[EXERCISE]
Your task is to copy each line of the material that holds the word "handle".
________________________
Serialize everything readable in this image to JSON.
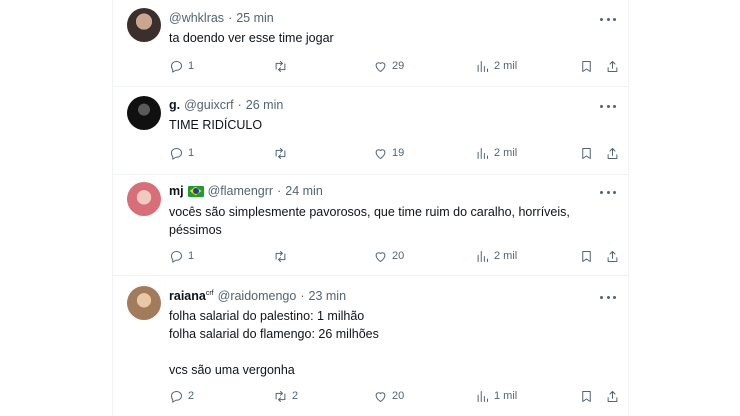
{
  "colors": {
    "text": "#0f1419",
    "muted": "#536471",
    "border": "#eff3f4"
  },
  "tweets": [
    {
      "name": "",
      "handle": "@whklras",
      "dot": "·",
      "time": "25 min",
      "text": "ta doendo ver esse time jogar",
      "replies": "1",
      "retweets": "",
      "likes": "29",
      "views": "2 mil",
      "avatar_color": "#6b5a52"
    },
    {
      "name": "g.",
      "handle": "@guixcrf",
      "dot": "·",
      "time": "26 min",
      "text": "TIME RIDÍCULO",
      "replies": "1",
      "retweets": "",
      "likes": "19",
      "views": "2 mil",
      "avatar_color": "#151515"
    },
    {
      "name": "mj",
      "handle": "@flamengrr",
      "dot": "·",
      "time": "24 min",
      "text": "vocês são simplesmente pavorosos, que time ruim do caralho, horríveis,\npéssimos",
      "replies": "1",
      "retweets": "",
      "likes": "20",
      "views": "2 mil",
      "avatar_color": "#d97a7f",
      "flag": "brazil-flag"
    },
    {
      "name": "raiana",
      "name_sup": "crf",
      "handle": "@raidomengo",
      "dot": "·",
      "time": "23 min",
      "text": "folha salarial do palestino: 1 milhão\nfolha salarial do flamengo: 26 milhões\n\nvcs são uma vergonha",
      "replies": "2",
      "retweets": "2",
      "likes": "20",
      "views": "1 mil",
      "avatar_color": "#c49a7a"
    }
  ],
  "icons": [
    "reply-icon",
    "retweet-icon",
    "like-icon",
    "views-icon",
    "bookmark-icon",
    "share-icon",
    "more-icon"
  ]
}
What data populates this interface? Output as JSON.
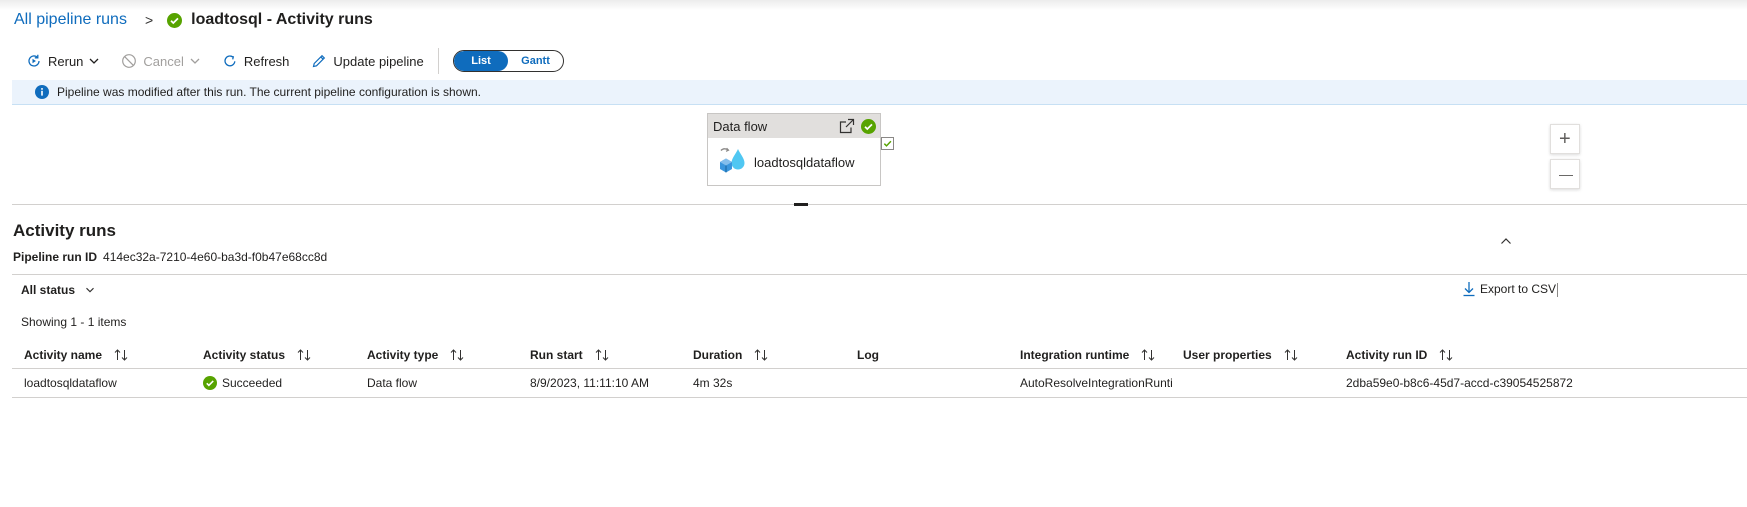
{
  "breadcrumb": {
    "root_label": "All pipeline runs",
    "separator": ">",
    "title": "loadtosql - Activity runs"
  },
  "toolbar": {
    "rerun_label": "Rerun",
    "cancel_label": "Cancel",
    "refresh_label": "Refresh",
    "update_label": "Update pipeline",
    "view_toggle": {
      "list_label": "List",
      "gantt_label": "Gantt",
      "selected": "List"
    }
  },
  "info_bar": {
    "message": "Pipeline was modified after this run. The current pipeline configuration is shown."
  },
  "canvas": {
    "node": {
      "type_label": "Data flow",
      "name": "loadtosqldataflow"
    },
    "zoom_in": "+",
    "zoom_out": "—"
  },
  "activity_runs": {
    "title": "Activity runs",
    "run_id_label": "Pipeline run ID",
    "run_id": "414ec32a-7210-4e60-ba3d-f0b47e68cc8d",
    "filter_label": "All status",
    "export_label": "Export to CSV",
    "showing": "Showing 1 - 1 items",
    "columns": [
      "Activity name",
      "Activity status",
      "Activity type",
      "Run start",
      "Duration",
      "Log",
      "Integration runtime",
      "User properties",
      "Activity run ID"
    ],
    "rows": [
      {
        "name": "loadtosqldataflow",
        "status": "Succeeded",
        "type": "Data flow",
        "run_start": "8/9/2023, 11:11:10 AM",
        "duration": "4m 32s",
        "log": "",
        "integration_runtime": "AutoResolveIntegrationRuntir",
        "user_properties": "",
        "run_id": "2dba59e0-b8c6-45d7-accd-c39054525872"
      }
    ]
  },
  "colors": {
    "accent": "#0f6cbd",
    "success": "#57a300",
    "info_bg": "#ebf3fc"
  }
}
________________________
[WRITTEN RESPONSE]
      "handle": "@whklras",
      "handle": "@guixcrf",
      "handle": "@flamengrr",
      "handle": "@raidomengo",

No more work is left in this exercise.